Conn Carroll /
The Politico has a story today on the Warner/Lieberman cap-and-trade bill expected to win floor consideration later this spring. The article focuses on whether or not the bill should include a cap on the price of carbon credits, and whether or not credits should be given away, or auctioned off to companies. If the cap and trade system is to be in any way effective (and so far Europe’s cap and trade system has been a complete failure), then the issues covered in the Politico article are irrelevant. Whether they are given away or auctioned off, any costs born by manufactures and utility companies will be passed on to the American consumer.
Cap and trade is nothing more than an energy tax in disguise. It works by reducing the demand for energy by increasing its price. It is a regressive tax, as low-income households spend a larger share of their income on energy. The genius of cap-and-trade as opposed to an honest carbon tax, is that the tax is hidden. Instead of a line on a home heating bill itemizing the tax, cap-and-trade hides the costs of reducing carbon emissions through complex transactions that the public never sees. The costs to the economy are real. Heritage calculations show under the Warner/Lieberman bill:
- Total GDP (adjusted for inflation) losses are at least $1.5 trillion and realistically could grow to $4.8 trillion by 2030.
- Single-year GDP losses hit at least $136 billion and realistically could exceed $400 billion.
- Job losses exceed one-half million annually before 2030 and may approach one million in some years.

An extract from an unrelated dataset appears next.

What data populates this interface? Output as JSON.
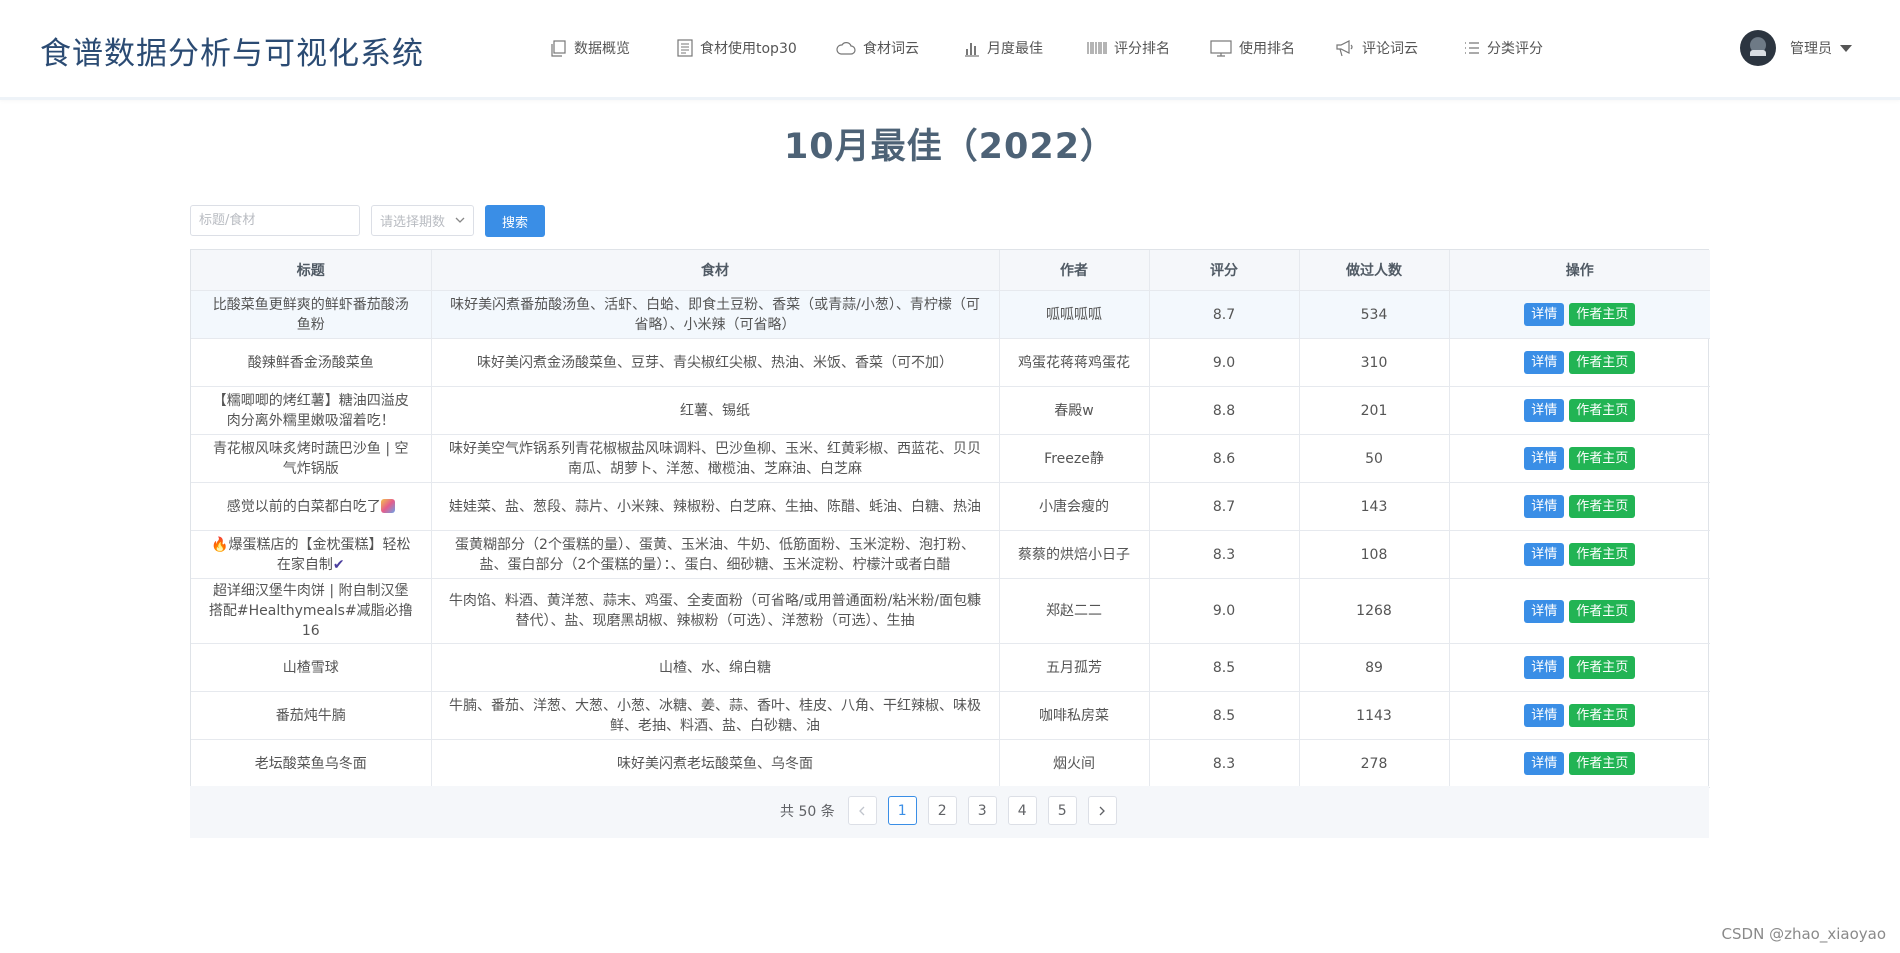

- The annual cost of emission permits to energy users will be at least $390 billion by 202 and could exceed $690 billion by 2030. To put these numbers in perspective, taxpayers spent $43 billion on the Department of Homeland Security and $549 billion on the Department of Defense in 2007.